Instead, opposition forces have set up improvised hospitals in anonymous homes with whatever equipment they can find. Essentials are often in short supply or completely impossible to come by.
Bread is also in short supply, forcing dramatic measures to ensure no one goes hungry.
"Every family has the right to a ration calculated on the basis of the number of family members," grumbles a local man who gives his name as Abu Nasser.
The town faces the same problem when it comes to running water, made all the more problematic by the searing heat of the Syrian summer.
"We store it up in old tanks because the regime would cut it for days at a time. We always have to boil it," Abu Nasser says.
When it comes to electricity, residents say it comes and goes every three hours.
In Jebel Shashabu, the Sunni villages that cling to the arid mountains around Hama have a "revolutionary council" that deals exclusively with military action.
Civil affairs are handled by a tribal council. At the beginning of the week, around 30 local sheikhs wearing white or grey robes met to discuss power outages, schools, punishing criminals, the rationing of bread.
"There are representatives from the big Sunni tribes, Bani Khaled, Wissat, Naim, Mawai, Smati," one sheikh says.
The discussion continues late into the night, with the leaders smoking hundreds of cigarettes and drinking litres of hot tea as they talk.

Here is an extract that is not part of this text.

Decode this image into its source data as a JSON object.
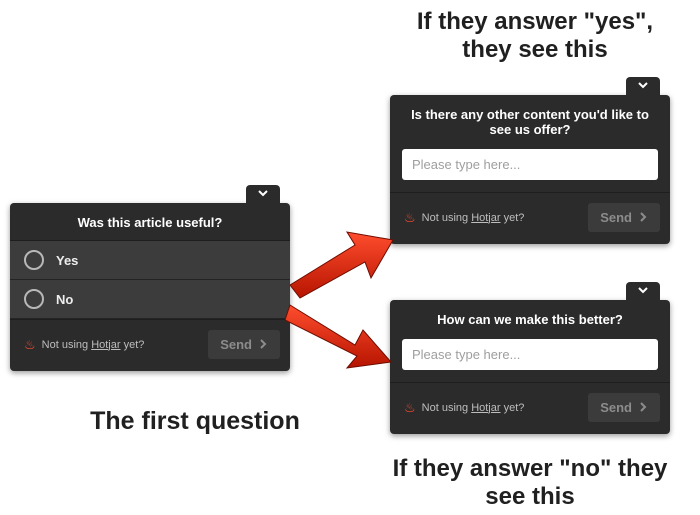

In the night air outside, every half hour or so, the Syrian army stationed nearby fires rockets into the mountain, seemingly at random.